Sarah was a little tired from cheerleading practice.
Mike ate some pizza and fell asleep watching Smallville.
Rachel’s hair was pretty.
What’s wrong with these sentences? They’re vague! Choose your words wisely, means to choose concrete words (very specific words) over abstract. So:
Sarah was exhausted from cheerleading practice.
Mike ate an entire pizza and fell asleep watching Smallville.
Rachel’s hair fell in black waves over her shoulders and down her back.
Well. That might have fixed the abstract words, but there is still some telling in those previous examples. ‘Sarah was exhausted from cheerleading practice,’ tells us exactly that. It doesn’t show it.
Better example: Sarah tossed her duffle bag and pompoms onto the floor. She trudged across her room and fell onto the bed, muscles aching. She awoke at the sound of her mother’s voice…
In all of these forms of telling, the reader is jolted from the story and into the narrators lap. Fiction these days needs to keep the reader immersed in the story, like they are watching a movie in their heads. This is the trick, and it’s a lot of work. If you can learn to do this, you will greatly improve your writing.
Don’t worry about telling for the first draft! Just write that story. Once it’s complete, go back and edit out all the telling.

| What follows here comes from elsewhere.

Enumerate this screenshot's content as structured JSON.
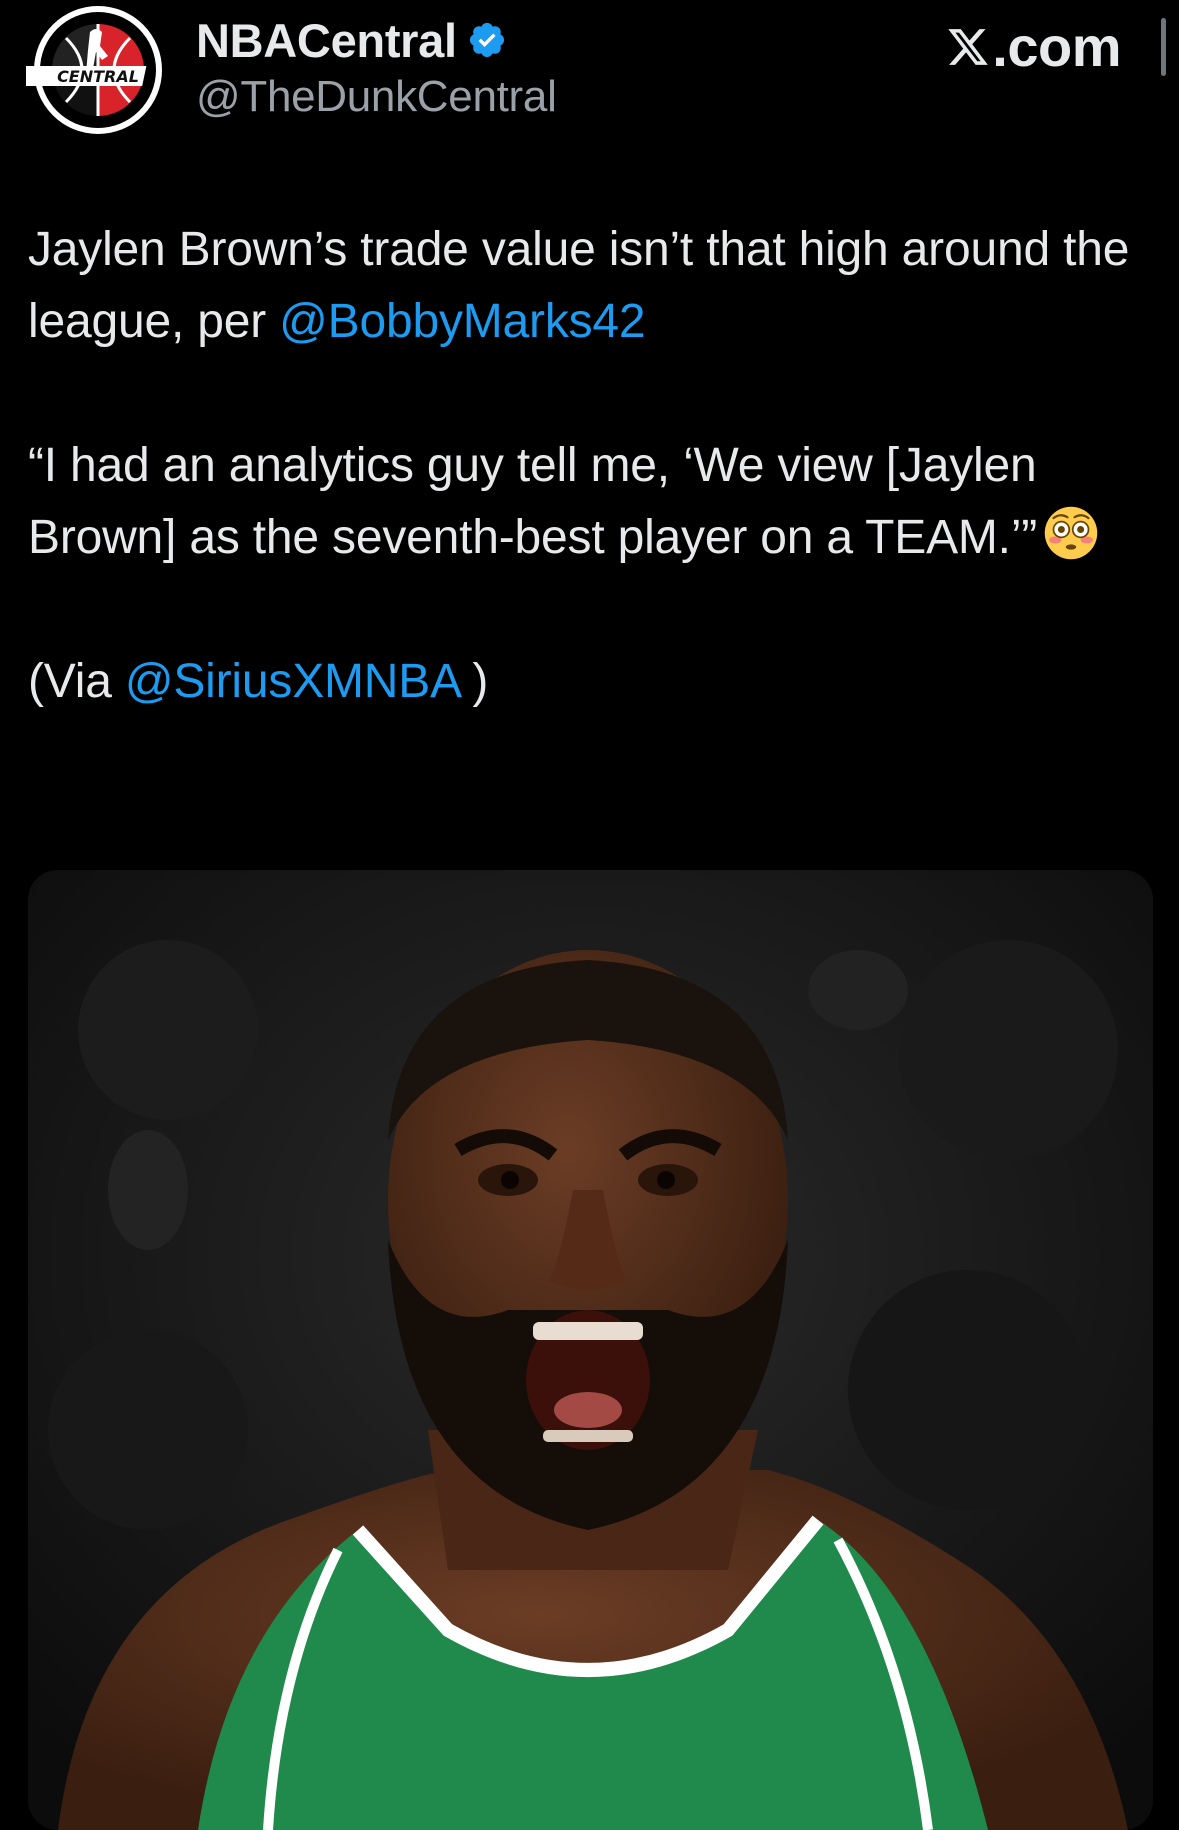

If you’re working on a final draft, here is a list of words that often could be cut (the sentences reworded) to tighten your work and clean up the ‘telling.’
is, are, was, were, there, it, am, be, being, been, became, there, just, has, have, had, that, little, so, very, every, poor, much, some, remember, thought, felt, saw, heard, smelled, tasted, noticed, actually, basically, surely, perhaps, as, anyway, quite, really, soon, truly, however, almost, entire, though, about, everyone, everything, any ‘ly’ word.